[Given data Boundary: Start]

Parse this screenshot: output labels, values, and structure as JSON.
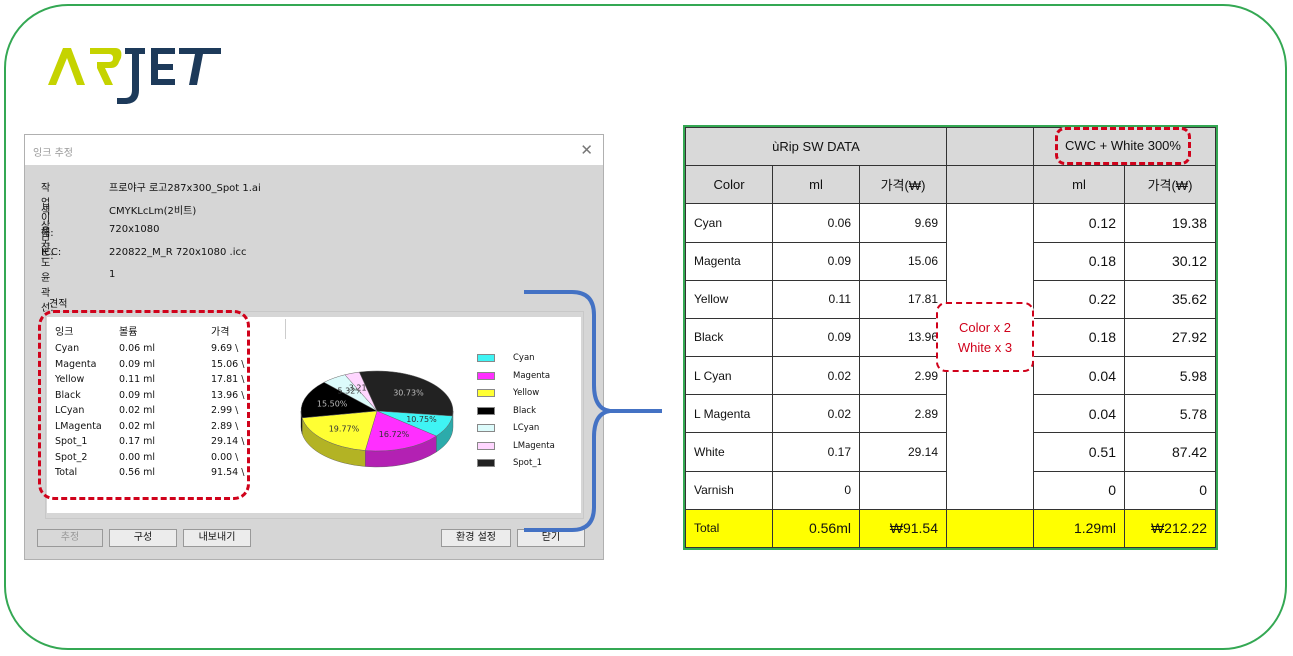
{
  "dialog": {
    "title": "잉크 추정",
    "fields": [
      {
        "key": "작업 이름:",
        "value": "프로야구 로고287x300_Spot 1.ai"
      },
      {
        "key": "색상 모드:",
        "value": "CMYKLcLm(2비트)"
      },
      {
        "key": "해상도",
        "value": "720x1080"
      },
      {
        "key": "ICC:",
        "value": "220822_M_R 720x1080 .icc"
      },
      {
        "key": "윤곽선:",
        "value": "1"
      }
    ],
    "group_label": "견적",
    "ink_headers": [
      "잉크",
      "볼륨",
      "가격"
    ],
    "inks": [
      {
        "name": "Cyan",
        "volume": "0.06 ml",
        "price": "9.69 \\"
      },
      {
        "name": "Magenta",
        "volume": "0.09 ml",
        "price": "15.06 \\"
      },
      {
        "name": "Yellow",
        "volume": "0.11 ml",
        "price": "17.81 \\"
      },
      {
        "name": "Black",
        "volume": "0.09 ml",
        "price": "13.96 \\"
      },
      {
        "name": "LCyan",
        "volume": "0.02 ml",
        "price": "2.99 \\"
      },
      {
        "name": "LMagenta",
        "volume": "0.02 ml",
        "price": "2.89 \\"
      },
      {
        "name": "Spot_1",
        "volume": "0.17 ml",
        "price": "29.14 \\"
      },
      {
        "name": "Spot_2",
        "volume": "0.00 ml",
        "price": "0.00 \\"
      },
      {
        "name": "Total",
        "volume": "0.56 ml",
        "price": "91.54 \\"
      }
    ],
    "pie_labels": [
      "30.73%",
      "10.75%",
      "16.72%",
      "19.77%",
      "15.50%",
      "5.32%",
      "3.21%"
    ],
    "legend": [
      {
        "label": "Cyan",
        "color": "#3ff4f4"
      },
      {
        "label": "Magenta",
        "color": "#ff2fff"
      },
      {
        "label": "Yellow",
        "color": "#ffff33"
      },
      {
        "label": "Black",
        "color": "#000000"
      },
      {
        "label": "LCyan",
        "color": "#dcfbfb"
      },
      {
        "label": "LMagenta",
        "color": "#ffd6ff"
      },
      {
        "label": "Spot_1",
        "color": "#222222"
      }
    ],
    "buttons": {
      "estimate": "추정",
      "config": "구성",
      "export": "내보내기",
      "settings": "환경 설정",
      "close": "닫기"
    }
  },
  "table": {
    "group1_header": "ùRip SW DATA",
    "group2_header": "CWC + White 300%",
    "col_headers": [
      "Color",
      "ml",
      "가격(₩)",
      "",
      "ml",
      "가격(₩)"
    ],
    "note_line1": "Color x 2",
    "note_line2": "White x 3",
    "rows": [
      {
        "color": "Cyan",
        "ml": "0.06",
        "price": "9.69",
        "ml2": "0.12",
        "price2": "19.38"
      },
      {
        "color": "Magenta",
        "ml": "0.09",
        "price": "15.06",
        "ml2": "0.18",
        "price2": "30.12"
      },
      {
        "color": "Yellow",
        "ml": "0.11",
        "price": "17.81",
        "ml2": "0.22",
        "price2": "35.62"
      },
      {
        "color": "Black",
        "ml": "0.09",
        "price": "13.96",
        "ml2": "0.18",
        "price2": "27.92"
      },
      {
        "color": "L Cyan",
        "ml": "0.02",
        "price": "2.99",
        "ml2": "0.04",
        "price2": "5.98"
      },
      {
        "color": "L Magenta",
        "ml": "0.02",
        "price": "2.89",
        "ml2": "0.04",
        "price2": "5.78"
      },
      {
        "color": "White",
        "ml": "0.17",
        "price": "29.14",
        "ml2": "0.51",
        "price2": "87.42"
      },
      {
        "color": "Varnish",
        "ml": "0",
        "price": "",
        "ml2": "0",
        "price2": "0"
      }
    ],
    "total": {
      "label": "Total",
      "ml": "0.56ml",
      "price": "₩91.54",
      "ml2": "1.29ml",
      "price2": "₩212.22"
    }
  },
  "colors": {
    "frame": "#34a853",
    "highlight": "#d0021b",
    "total_bg": "#ffff00",
    "bracket": "#4472c4"
  }
}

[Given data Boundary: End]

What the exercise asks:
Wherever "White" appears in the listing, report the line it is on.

Answer to this exercise:
    "group2_header": "CWC + White 300%",
    "note_line2": "White x 3",
        "color": "White",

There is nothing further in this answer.